In addition we may see that human nature, situated between gods and beasts, is defined by the use of speech and reason, LOGOS. Man has speech by nature and the function of speech is political. Speech does more than signify pleasure and pain as in other animals. It can signify what is advantageous and good or what is disadvantageous and bad. Also it can signify what is just and unjust. Such articulation of good/bad and just/unjust makes a human political association, that is, an arrangement by which goods and burdens are distributed. Political common good is constituted by distributive justice.
The third argument brings together the first two arguments. The polis is prior to the individual and the pre-political associations in the order of final causality, the most basic cause of nature. They are related as part to whole. The part cannot function without the whole. Man cannot fully function as man without the polis - i.e. man cannot practice full virtue without the polis. Also in the pre-political association man is still a part in some significant way. The family and village grow out of natural impulse, but they are not enough, as we have seen. They lack justice, the greatest of human goods. Thus the political founder is the "greatest of benefactors;" because justice is the highest good. Justice helps us to be our best. The polis saves us from unholy savagery (the fate of an isolated man or the result of arbitrary rule). So he repeats again that man is a beast or a god, without the polis.
So here is the grand conclusion - man is social and political by nature. We could say that the material and final causes of the polis are accounted for and found to be "by nature." But of course the city does not come about by nature. It takes construction by a founder, a legislator. The "Efficient cause" is human art. But this is not to say that the city is "artificial" in the way that Hobbes would later construe it. The formal cause of the city is a principle of justice embodied in a "constitution" or arrangement of offices with a purpose in view. By this common sense of justice, embodied laws, does a political regime find its bearing. This appears to many to be conventional, but insofar as it aims at the final cause, it approximates nature. Compare with language: material, efficient, final causes are natural (sound, impulse, truth); the formal cause - grammatical arrangement is by convention - but this does not rule out all the natural factors. So we can perhaps say that Man's nature is to employ convention (art and reason) to attain his natural good.
1.5 Maritain on sociability: By Deficiency and by Perfection

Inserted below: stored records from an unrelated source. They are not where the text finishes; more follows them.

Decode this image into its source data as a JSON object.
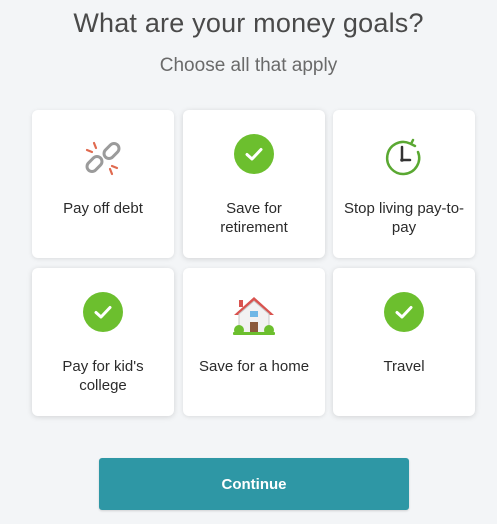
{
  "header": {
    "title": "What are your money goals?",
    "subtitle": "Choose all that apply"
  },
  "goals": [
    {
      "label": "Pay off debt",
      "icon": "broken-chain-icon",
      "selected": false
    },
    {
      "label": "Save for retirement",
      "icon": "check-icon",
      "selected": true
    },
    {
      "label": "Stop living pay-to-pay",
      "icon": "clock-icon",
      "selected": false
    },
    {
      "label": "Pay for kid's college",
      "icon": "check-icon",
      "selected": true
    },
    {
      "label": "Save for a home",
      "icon": "house-icon",
      "selected": false
    },
    {
      "label": "Travel",
      "icon": "check-icon",
      "selected": true
    }
  ],
  "actions": {
    "continue_label": "Continue"
  },
  "colors": {
    "background": "#f3f5f7",
    "check_green": "#6cbf2e",
    "button_teal": "#2e97a5",
    "clock_green": "#5aa832",
    "chain_gray": "#9b9b9b",
    "chain_accent": "#e06a4f"
  }
}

Maritain has a very useful account of the proposition that man is social and political by nature. He traces our natural sociability back to two root causes. First human beings are needy; so by way of deficiency and dependency human beings must rely upon other human beings to attain their full stature. But also human beings are excellent; so by way of perfection or generosity human beings seek to be with and work with others. See Maritain, Jacques. The Person and the Common Good. Translated by John J. Fitzgerald. Notre Dame: University of Notre Dame Press, 1966, pp, 47-48 and Maritain, Jacques. The Rights of Man and Natural Law. Translated by Doris C. Anson. New York: Scribners, 1943, chap. 1.

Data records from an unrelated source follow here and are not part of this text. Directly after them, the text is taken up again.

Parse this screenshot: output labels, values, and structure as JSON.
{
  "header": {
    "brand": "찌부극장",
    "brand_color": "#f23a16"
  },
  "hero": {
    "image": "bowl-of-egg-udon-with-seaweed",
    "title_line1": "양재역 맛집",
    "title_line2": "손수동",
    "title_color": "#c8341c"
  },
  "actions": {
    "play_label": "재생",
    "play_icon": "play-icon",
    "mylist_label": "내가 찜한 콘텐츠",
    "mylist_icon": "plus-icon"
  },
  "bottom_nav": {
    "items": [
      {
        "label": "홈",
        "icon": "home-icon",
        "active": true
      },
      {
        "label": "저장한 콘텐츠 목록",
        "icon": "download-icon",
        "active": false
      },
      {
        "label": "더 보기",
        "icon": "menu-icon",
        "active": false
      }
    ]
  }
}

|Chart 1.3 Maritain on the Two-Fold Root Human Sociability|
|1. BY WAY OF DEFICIENCY OR NEED|
|2. BY WAY OF PERFECTION OR GENEROSITY OF BEING|
1.6 Plato's Republic: Three Cities in Speech
Plato also has an account that confirms Aristotle and Plato (or rather, Plato is the ultimate source for Aristotle and Maritain). In the Republic Socrates and his friends build a city in speech in order to discover the nature of justice. The root of human sociability lies in neediness or the lack of self-sufficiency. In this plain or basic city men work out a division of labor so as make work more efficient and supply for their basic needs. Already the seeds of politics are sown in the division of labor and the question of end or purpose for life. Glaucon objects to this simple city as one "fit for pigs." There is no relish and no beauty. Human nature surmounts beyond the strictly necessary and the merely utilitarian. Does this entail a feverish city based upon appetite alone, unlimited desires and acquisition. Even in this case a further sign of political life breaks in - the need for guardians, warriors, to acquire and then defend the land for expansive desire. But the education of guardians reveals another dimension to human nature - the spirited capacity, and beyond it the rational capacity. Suffice it to say the spirited capacity functions like Maritain's sociability by way of generosity. As Walter Berns once said, anger is a generous emotion if properly formed. It attaches the citizen to a particular city and serves as the basis for service and sacrifice.
1.7 Hobbes as Counter Point
For a counterpoint to the basic axiom of ancient philosophy, that man is social and political by nature, one must read Thomas Hobbes. Certainly Leviathan, especially the chapters 1-14 culminating in the claim that the state of nature is a state of war. In addition, one must read De Cive; in this work Hobbes explains all higher capacities of social service, friendship, and education itself as rooted in selfishness or desire for glory and domination.
1. The chief writings are the unfinished Commentary on Aristotle's Politics, the treatise On Kingship, portions of theological writings pertaining explicitly to politics and law, and remarks scattered throughout works related to matters of metaphysics, ethics, etc. For judicious selections of key texts see your textbook Saint Thomas Aquinas, On Law, Morality and Politics Edited, with introduction by William P. Baumgarth and Richard J. Regan (Indianapolis: Hackett: 1988); also useful is Saint Thomas Aquinas, On Politics and Ethics Edited, with introduction Paul E. Sigmund (New York: Norton, 1988).
2. See Janko Zagar, "Aquinas and the Social Teaching of the Catholic Church," The Thomist 38 (October 1974): 826-855.
3. See Paul Sigmund, "Maritain on Politics," Understanding Maritain edited by Deal Hudson and Mancini (Macon, Ga, 1987): 153-155; Idem, Natural Law in Political Thought (Cambridge, Mass: Winthrop Press, 1971). Heinrich Rommen,The State in Catholic Thought (St. Louis: Herder, 1947).
4. The success of this achievement I have evaluated in the following articles and reviews: "Approaches to Democratic Equality" in Freedom in the Modern World, ed. Michael Torre, (American Maritain/Notre Dame Press, 1989), 237-252; "Jacques Maritain and Yves R. Simon's Use of Thomas Aquinas in Their Defense of Liberal Democracy." In Thomas Aquinas and His Legacy, ed. David M. Gallagher, 28, 149-172. Washington, D.C.: The Catholic University of America Press, 1994. review of Natural Law and the Rights of Man, by Jacques Maritain, Crisis 5 (July/August 1987): 51-52; review of Theology of Freedom , by John Cooper, Crisis 4 (December 1986): 32-33; "Maritain and the Intellectuals," This World 5 (Spring 1983): 164-168; and "Maritain and America," This World 3 (Fall 1982): 113-123. I have taken leads from Leo Strauss, review of Philosophy of Democratic Government, by Yves Simon in What is Political Philosophy (New York: Free Press, 1959), 306-311 and Ernest Fortin, "The New Rights Theory and the Natural Law," Review of Politics 44 (October 1982): 590-612; See also Brian Benested, "Rights, Virtue and the Common Good," Crisis 1 (December 1983): 28-32.